Tuesday, March 15, 2011

Why Is There No Looting In Japan?

There was a Tsunami that hit Japan last week if you didn't notice. It was pretty bad. Lots of people died. The country has nearly been destroyed. From what I read and see in the news, its total devastation.
Interesting side note here- there has been little to no looting in the aftermath of the destruction tsunami by the Japanese people. Apparently they have some sort of societal norm of not taking things that aren't theirs in times of emergency and chaos.
I can't recall this being the norm here in the ol' US of A. The first events that come to my mind are Katrina, Andrew and the LA Riots of the 90s. When things go sideways in America- there are typically thousands of opportunists that begin to break into stores and loot anything they can. Usually they are not just taking diapers and water but TVs and clothes and anything else of value they can get for free.
I'm scratching my head this morning trying to figure it out. In the Seattle Times this morning an article describes the Japanese psyche- "One is "shikata ga nai," which roughly translates as "it can't be helped," and is a common reaction to situations beyond one's control. The other is "gaman," considered a virtue. It means to be patient and persevere in the face of suffering."
My Friend Abraham told me that his Japanese father used to say "the tallest blade of grass gets cut".
Not necessarily American ideals, are they?
Currently, America is more like the ideals of Ricky Bobby from Talledega Nights who said "If you're not first, you're last".
I'm no social scientist. I don't think we should become everything Japan is. But I do wonder- why is there no looting in Japan when there is always looting in America?
Listen, I love America. I'm proud to be an American. But I think that there are alot of selfish self serving people in America that have little to no regard for the thoughts, feelings and actions of other people and that's not a good thing. Yes, we can't be all things to all people, but for me, in my sphere of influence, I can choose to be nice to the people around me. I can follow laws and not take what isn't mine. I can try to make someone elses day better by giving a bit of myself.
Think about it next time you're in a situation that seems dire when you think you wont get what you want.
Because here's the bottom line- people live in fear of not getting taken care of so they feel as though they must do it at the expense of others. This is not true. God knows that is going on. Matthew 6:8- "your Father knows what you need before you ask him". Rest in that today.
Don't be a looter. Don't be a person that has to shove to the front of every line. Don't live in fear of not getting yours.
Be blessed
pastor matt
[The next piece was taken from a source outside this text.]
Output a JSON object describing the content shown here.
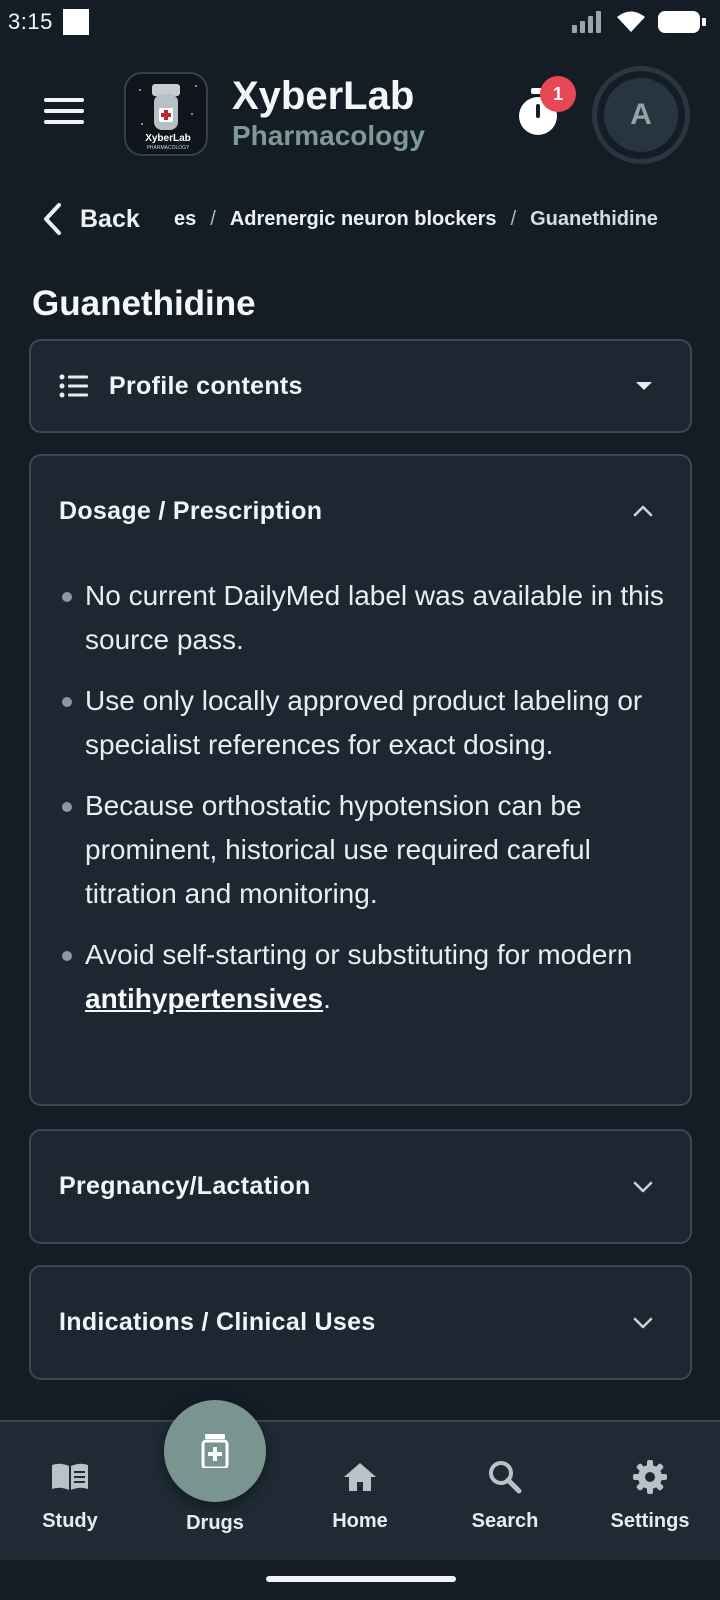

Posted via email from Faith and Victory Church Blog

1 comment:

  1. Coincidentially,I got this from a friend a day or two ago.

    Japan is not Haiti ....

    Here is what to expect in the coming months out of the disaster that has affected Northeast Japan:

    How do I know .... I was living just outside of Kobe when the monstrous jishin (earthquake) hit in January 1995 and virtually destroyed the center of a major Japanese City killing 6,600 people covering a 20 mile swath. I was right in the middle.

    Down the street from where I lived a 7 story apartment building ended up being 4 stories. My next door neighbor died from a collapsed roof.

    When the quake hit, I thought it was a bomb going off.

    Here's what didn't happen:

    There was no looting or breaking into food stores.

    There was no time for trying to blame anyone.

    There was no one cutting in the front of the line to get water.

    There were no calls to lawyers.

    Here is what did happen:

    The people in the Kobe Area were not waiting around for a US Aircraft Carrier.

    The Military was deployed immediately to dig and search.

    The Yakuza (Japanese Mafia) were the early suppliers of medical supplies and food (They had the connections and the means to get the material to the folks.

    Within days Temporary housing was being constructed all over the Area.

    Within days portable showers and toilet facilities were set up all over the Area.

    Within days, supermarkets were opened and the queues stretched endlessly as they could only let a few people in the stores at a time. There was no anger, yelling, blaming, looting, cutting in front.

    Within hours ... clean-up began by everyone .. students, teachers, seniors, yakuza, politicians. Everyone seemed to be contributing in some way.

    As a foreigner, I was treated like everyone else ....


    By the time I left Japan 4 years later, I would say 90 % of the entire City of Kobe had been rebuilt .... and consider that New York has been unable to erect a couple of building at ground zero now going on 10 years.

    So like I said, Japan is not Haiti..... nor New Orleans. They don't need us ... that is not to say they would not be unappreciative of any assistance. Probably the best thing we can do is provide portable medical facilities and staffing if requested and search sniffing dogs.

    Errol Phillips
    American Patriot